Several Palestinians were injured, along with an Israeli soldier after witnesses reported hearing heavy gunfire at the Atara checkpoint, near Ramallah, following its closure on Monday. Later reports confirmed that dozens of Birzeit University Students students participated in a march against the Israeli attacks on the Al-Aqsa Mosque, and threw stones at soldiers. An Israeli military spokesman said Israeli forces were responding with "riot dispersal mechanisms" against Palestinians in the area. Ten students were injured including three with live bullets, medics at the Ramallah Government Hospital said. One young man was hit in the jaw, and doctors said his condition was stable, while other injuries were described as light to moderate.

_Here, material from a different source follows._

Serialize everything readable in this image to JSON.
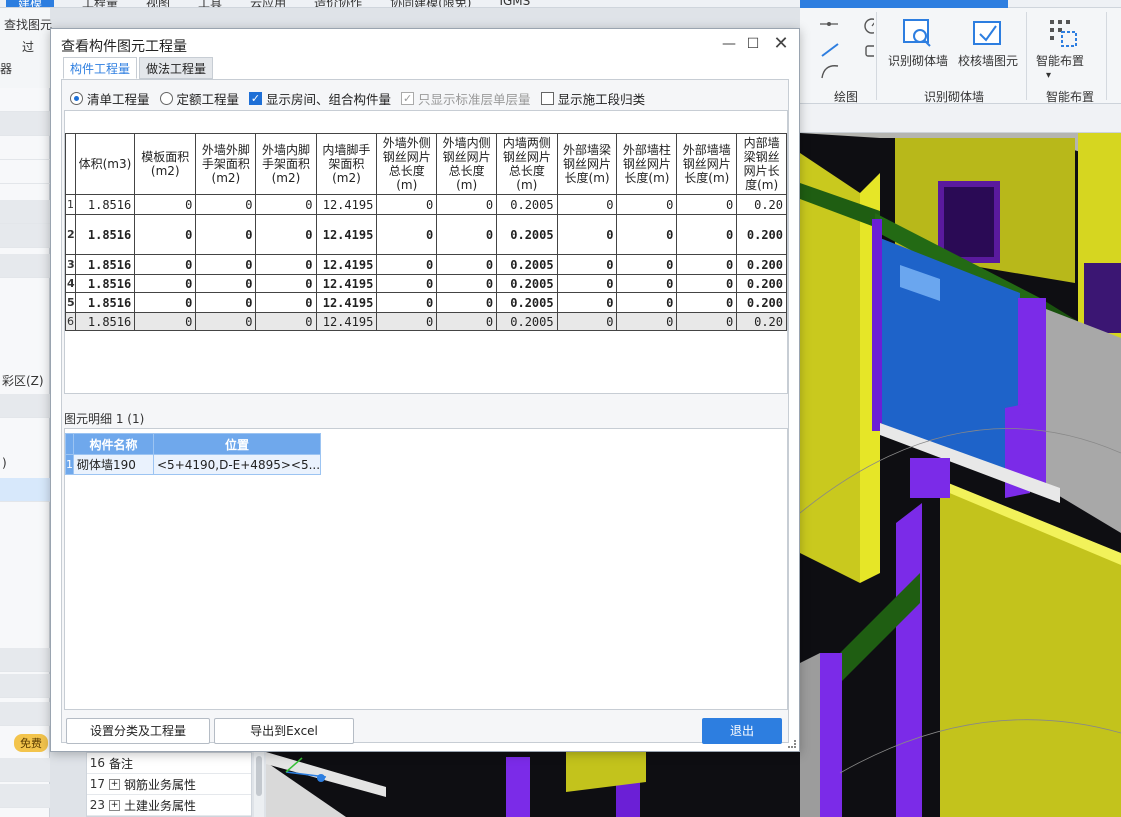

An Israeli spokesman said there was no live fire, though rubber coated metal bullets are considered part of the Israeli "dispersal" arsenal.
Personal status courts in the West Bank and Jerusalem will strike Monday and Tuesday in protest over the rededication of the Hurva Synagogue, officials announced. The ceremonies at the synagogue, 330 meters away from the Al-Aqsa Mosque compound, have been called a “provocation” in the wake of an Israeli raid on the Al-Aqsa Mosque, and the declaration of two Palestinian sites (the Ibrahimi mosque in Hebron and the tombe of Rachel in Bethlehem) as 'Israeli heritage sites' on 21 February.
'The synagogue is not located near the Temple Mount compound,' an Israeli government news release replied to the accusations. The statement also highlighted the history of the synagogue, destroyed during the 1948 war and reconstructed in 2005. The statement did not comment on the timing of the rededication. A correction was later issued by the office, "Correction: The name of the Hurva (ruins) Synagogue was acquired in 1721 after the original, unfinished building was destroyed in a riot, not in 1948 following the Jordanian destruction.'
The Palestinian Higher Judicial Council, headed by Supreme Judge Sheikh Tayseer Tamimi, released a statement calling on 'Palestinian people everywhere, especially those who live in Jerusalem and in other cities inside Israel, ' to head to Jerusalem to protect the Al-Aqsa Mosque from Ultra-Orthodox Jewish groups,
Haaretz adds that police and border police forces will continue their special deployment, with 2,500 officers spread across the Old City, East Jerusalem and adjacent villages. Entry of Palestinians to the Mount will be limited for the fourth day in a row, with only Israeli Muslim men older than 50 and women allowed to enter the compound to pray. No visitors or tourists will be allowed.